Interestingly, respondents who provided the unexpected answers could do this in both directions, i.e. not offering MC to a case with a profile assumed to be suitable or offering MC to those assumed to be unsuitable. This shows there is some diversity in the chiropractic profession regarding MC. If such a thing as"correct" answers exists to these survey questions, some chiropractors will offer MC more frequently and others less frequently. On that note, it must be remembered that the clinical scenarios presented in the survey have very limited information and many other factors (e.g. the psychological profile of the patient, various types of spinal problems, etiology of the back pain etc.) might influence the chiropractor's choice . Despite these shortcomings of the survey, there is a large degree of consensus among the chiropractors.
There seems to be a general agreement that MC should be used in patients at risk for future problems and that the past history is a predictor of that. Further, the patient should improve with treatment. As for the cut-off point for past LBP events, it lies somewhere between one episode per year and one per month, but probably closer to the latter.
For clinicians, also the non-indications for MC treatment are important. Almost 90% agreed that patients who recovered very quickly, remained stable over two months, and who had no past history of LBP should not have MC. And about as many of our participants would not consider MC for patients who got gradually worse.
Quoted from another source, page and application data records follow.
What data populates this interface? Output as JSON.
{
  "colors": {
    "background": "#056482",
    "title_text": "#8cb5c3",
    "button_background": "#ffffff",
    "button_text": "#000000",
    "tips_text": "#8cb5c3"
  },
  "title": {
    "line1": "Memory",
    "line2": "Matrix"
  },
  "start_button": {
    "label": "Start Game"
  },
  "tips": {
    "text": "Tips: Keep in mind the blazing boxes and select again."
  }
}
Curiously, there was no majority"no"- response for the patients who"oscillated" (some days good some days bad) with no real improvement. Also according to previous Swedish and Danish studies, subgroups of respondents who would recommend MC also in patients who do not report a clinically relevant amount of improvement were noted [7,10,11]. Further, in a Finnish study, some argued that lack of treatment success could also be an indication for MC . We had hoped for some clear indications on this issue, but some confusion remains. Perhaps such answers arise because some chiropractors consider chiropractic treatment always to be of benefit, regardless the reporting of symptoms. This was neither the opinion of the research team, nor of the majority of respondents, but until the value of MC has been tested in a number of randomized controlled clinical trials, nobody can tell who is right.
We were able to reach four distinct conclusions:
• About 2/3 of the Danish chiropractors reported to use MC on between 0 and 25% of their patients.
• The most frequent use of MC was reported by chiropractors who were graduates from North America, experienced chiropractors and clinic owners.
• For Danish chiropractors in general, the indications for MC in patients with LBP were: good short-term outcome and at least 1-2 previous episodes per year.
• There were no associations between the demographic background and the indications for the use of MC.
The authors declare that they have no competing interests.
SHF and ALSH designed the study, collected and analyzed the preliminary data and wrote a report on part of the results as a part requirement for their masters degree in Health Sciences (Biomechanics), supervised by CLY and LH. TSJ supervised and assisted with the data analysis. CLY and LH were responsible for the final manuscript. All authors read and approved the final manuscript.
Questionnaire. A copy of the questionnaire used in the survey about the use of maintenance care in Danish chiropractic practice.